  • How should the exploration of this connection affect the way I connect to the outer world? This may seem rather easy to answer, but it can actually be a very complex question because we live in societies that demand certain things from us, and as a religion, we Hellenists do not have the same kind of support for the ascetic as do Hindus, for example.

So, the third one I mentioned sparked something in me, something that is not an original thought by any means, but which brings up something that may be important to me as I proceed.

According to one myth, the God Dionysos was killed by "Titans" and they consumed him. Enraged, Zeus destroys the Titans in a flash of lightning and from the ashes the heart of the God is rescued and the ashes are used to form mankind. This story illustrates that man kind is composed of two distinct divine essences, the Titanic and the Dionysian, which is Olympian by nature. Now, the Gods are, in my world view, eternal and the Titans of myth are, in my opinion, just other forms of the same Gods (as are all Gods as seen by all people) but this myth would seem to indicate that man came into being at the turn of things, when the Titanic world shaping aspects of the Gods were waning and the Olympian aspects were on the rise. The one essentially destroys the other, but because they are the same, the two remain and live on in us. Both the Titanic and the Olympian are immortal essences, and the earth, of which the ash itself plays symbol here, is not.

So, I am, we all are, partly divine in the same way that Adam is divine in Genesis by virtue not so much of his being created by God, but by God breathing his essence into him. We are divine not by virtue of being created by the Gods, or divine nature, but because we partake of their essence through the mixture of the titanic and Olympian in us.

If that is so, then mankind's connection to the divine is a in to mankind's connection to the tree, the grass, the deer, and the lion. We are a different order of life from the gods, but we are part of the greater whole that encompasses us all.

In reference to this, the question of how the connection works may also become clear if I understand myself not so much as an individual, but as a single cog in a vast machine. Physics, believe it or not, answers this nicely.

We are three dimensional beings living in a ten dimensional universe (twelve dimensional if you count the Olympian and the Chthonic as the two polar dimensions encompassing the whole cosmos) but even as three dimensional, living in the third dimension, we experience the second and first dimensions as well as the fourth (time), so we must be part not just of these dimensions, but essential of all of them because we are part of the totality.
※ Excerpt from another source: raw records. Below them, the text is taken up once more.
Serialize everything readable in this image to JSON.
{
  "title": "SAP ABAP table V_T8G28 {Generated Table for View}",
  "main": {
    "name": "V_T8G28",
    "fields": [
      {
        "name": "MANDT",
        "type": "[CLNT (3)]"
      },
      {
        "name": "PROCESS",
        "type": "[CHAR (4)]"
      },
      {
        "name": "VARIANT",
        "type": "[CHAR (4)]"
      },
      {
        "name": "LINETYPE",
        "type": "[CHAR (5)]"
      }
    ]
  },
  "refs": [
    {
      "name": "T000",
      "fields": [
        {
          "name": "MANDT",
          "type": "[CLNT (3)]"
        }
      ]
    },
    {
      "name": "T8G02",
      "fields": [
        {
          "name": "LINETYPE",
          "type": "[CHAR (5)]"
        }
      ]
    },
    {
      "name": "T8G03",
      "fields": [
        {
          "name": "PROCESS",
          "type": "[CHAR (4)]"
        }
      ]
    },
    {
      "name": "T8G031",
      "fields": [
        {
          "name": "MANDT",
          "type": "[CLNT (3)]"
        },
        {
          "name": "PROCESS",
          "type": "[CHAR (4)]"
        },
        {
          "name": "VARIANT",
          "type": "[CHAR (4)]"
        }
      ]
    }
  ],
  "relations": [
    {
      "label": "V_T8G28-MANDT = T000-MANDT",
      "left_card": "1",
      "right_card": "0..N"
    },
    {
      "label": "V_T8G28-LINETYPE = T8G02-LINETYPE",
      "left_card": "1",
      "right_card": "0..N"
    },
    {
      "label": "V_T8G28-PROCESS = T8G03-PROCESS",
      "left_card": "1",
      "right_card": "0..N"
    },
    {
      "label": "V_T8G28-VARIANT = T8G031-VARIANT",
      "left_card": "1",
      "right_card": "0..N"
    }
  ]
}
Here is the connection, it transcends the dimensional perceptions we have, because they are necessary to our survival, and gives us an ability to look beyond the our experiences to a larger world, perhaps our very consciousness is a result of this connection sparking it to grow.

But there is a problem. This does not necessarily satisfy. It makes us all a little too unimportant, and how human would I be if I didn't think of myself as part of the best and greatest of all species? (oy vey)

My humble act aside, the connection seems more than that. Why would nature allow such a connection if it is not intrinsically necessary to our survival?

As I ask myself many questions I keep coming back to a conclusion I don't really like, an which needs to be further explored, and that is that nature allows the connection because we have an immortal soul that requires it.

Uh oh!